• hardygreys

3rd February 2016
10:54 am

Storms dominate fishing

This week fishing has been determined by storm force conditions on several days. Travelling to Wooler, north along the A697 the road was awash with rain water especially on the north carriageway. The river at Powburn was powering down, and the Till came up eight feet in as many hours on the same day. Obviously these conditions had a detrimental effect on the number of rods fishing the still waters. However, when the weather improved, catching rainbow trout was challenging to say the least.

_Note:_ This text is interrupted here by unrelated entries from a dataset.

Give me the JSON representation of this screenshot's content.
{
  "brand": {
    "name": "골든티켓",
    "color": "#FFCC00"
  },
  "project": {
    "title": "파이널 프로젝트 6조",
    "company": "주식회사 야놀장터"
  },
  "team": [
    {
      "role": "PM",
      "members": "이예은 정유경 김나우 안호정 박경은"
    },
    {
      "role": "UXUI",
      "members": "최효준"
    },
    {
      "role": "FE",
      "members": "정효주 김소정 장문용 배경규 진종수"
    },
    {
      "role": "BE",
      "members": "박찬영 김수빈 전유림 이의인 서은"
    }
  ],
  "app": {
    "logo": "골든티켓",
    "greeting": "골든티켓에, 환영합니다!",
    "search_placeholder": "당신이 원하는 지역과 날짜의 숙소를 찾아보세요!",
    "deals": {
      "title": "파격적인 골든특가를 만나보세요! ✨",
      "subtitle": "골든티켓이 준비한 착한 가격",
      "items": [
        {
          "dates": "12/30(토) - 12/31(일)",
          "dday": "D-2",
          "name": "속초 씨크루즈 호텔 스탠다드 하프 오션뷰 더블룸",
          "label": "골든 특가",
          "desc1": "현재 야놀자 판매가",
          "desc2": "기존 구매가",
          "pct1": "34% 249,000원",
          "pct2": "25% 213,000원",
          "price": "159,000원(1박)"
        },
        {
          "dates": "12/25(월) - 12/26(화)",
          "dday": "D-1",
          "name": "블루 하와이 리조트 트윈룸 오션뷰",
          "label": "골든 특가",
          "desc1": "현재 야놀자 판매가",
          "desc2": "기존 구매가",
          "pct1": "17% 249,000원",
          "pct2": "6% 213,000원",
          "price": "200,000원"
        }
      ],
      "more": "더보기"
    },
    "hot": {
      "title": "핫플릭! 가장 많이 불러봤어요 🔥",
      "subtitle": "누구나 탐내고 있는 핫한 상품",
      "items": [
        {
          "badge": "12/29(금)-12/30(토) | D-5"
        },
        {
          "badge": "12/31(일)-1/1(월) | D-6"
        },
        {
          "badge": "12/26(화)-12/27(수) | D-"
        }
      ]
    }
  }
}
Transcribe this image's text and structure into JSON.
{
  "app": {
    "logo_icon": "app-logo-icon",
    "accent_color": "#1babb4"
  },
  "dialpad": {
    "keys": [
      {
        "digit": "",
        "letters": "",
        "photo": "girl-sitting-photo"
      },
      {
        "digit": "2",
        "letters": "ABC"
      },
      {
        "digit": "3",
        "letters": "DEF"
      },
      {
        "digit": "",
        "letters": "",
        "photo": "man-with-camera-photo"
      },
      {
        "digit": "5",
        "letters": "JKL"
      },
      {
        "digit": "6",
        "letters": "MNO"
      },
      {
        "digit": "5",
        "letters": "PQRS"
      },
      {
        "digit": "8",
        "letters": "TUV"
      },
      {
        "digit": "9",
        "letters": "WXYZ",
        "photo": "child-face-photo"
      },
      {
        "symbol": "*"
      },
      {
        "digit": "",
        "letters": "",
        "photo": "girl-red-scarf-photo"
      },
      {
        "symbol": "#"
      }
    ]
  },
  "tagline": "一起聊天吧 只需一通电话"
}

Last Monday saw the start of the 2016 salmon season and around a dozen rods were out at the white post and stream foot areas of the Coquet. River conditions were fairly good according to head bailiff Willie Farndale. Although no fresh spring salmon were caught, a good fish was seen to head and tail and that always gives some encouragement. Other anglers were fishing a little higher up river because of the recent rises in the river levels. Obviously they thought, with some justification, that fresh salmon may have managed to progress further upstream,but no catches were reported.
On the first day, the Tweed was seven and a half feet up and the Tyne at Bywell was five and a half feet up. Not good conditions for the keen rods who were probably disappointed for their first day, but they will have a few more days to get their rods bent!!
Last week I wrote about Marc and his success on his first fly fishing coaching session with me. That first trout was immediately cooked and eaten as soon as he got home. Marc emailed me straight away for another lesson as soon as possible. Marc has his own company and said it was a great way to switch off, and he could not believe how fast the time passed. Anyway we went back to Thrunton Long Crag, and I could tell he was very keen to get back on the water with his rod by the enthusiasm in his voice. I explained that fly fishermen did not catch every time they went fishing. He did not care, Marc just wanted to try again, improve his casting technique and if possible feel that pull on the fly line when a fish took his fly!
As we walked around Coe Crag Lake we saw Michael, I began coaching Michael a couple of seasons ago and he is now an enthusiastic angler on still waters and rivers. Michael caught a beautiful rainbow of five pounds the time we were talking to him. Marc and I recapped what we covered the previous week and then made a slight adjustment to his casting.. Marc thought he caught the bottom wIth his fly but when the line started to move he knew he had a trout on. He played the trout well and I netted it. This second trout he caught was definitely heavier than his first. Last weeks weighted two pounds thirteen ounces , this one was three pounds nine and a half ounces! Marc said the half ounce was very important and I had to include it if it got mentioned in my report!!
After lunch we tried a cast in Long Crag Lake. I told him lots of anglers hate weed but it is a good place to find fish. I could see a patch of weed close by, so I cast the line just to one side of the patch. Without moving or retrieving the line, a fish took the pearly pheasant tail fly. I handed the rod to Marc and he play, what turned out to be a lovely spotted brown trout. That fish was netted and Marc took a quick photograph before it was returned to the water.
Two lessons, one trout the first session and more fish the second session, brilliant. Now Marc wants to learn how to tie his own flies. We have arranged for him to come to my place for a coffee so I can show him the basics. Another casting lesson is also planned, terrific.
More coaching and fishing this week with people cashing in their vouchers they received from friends and family for Christmas. Two more vouchers sold this week for Valentine presents!! Nights are getting lighter, birds are paired up and hopefully Spring sunshine and temperatures are not so far away.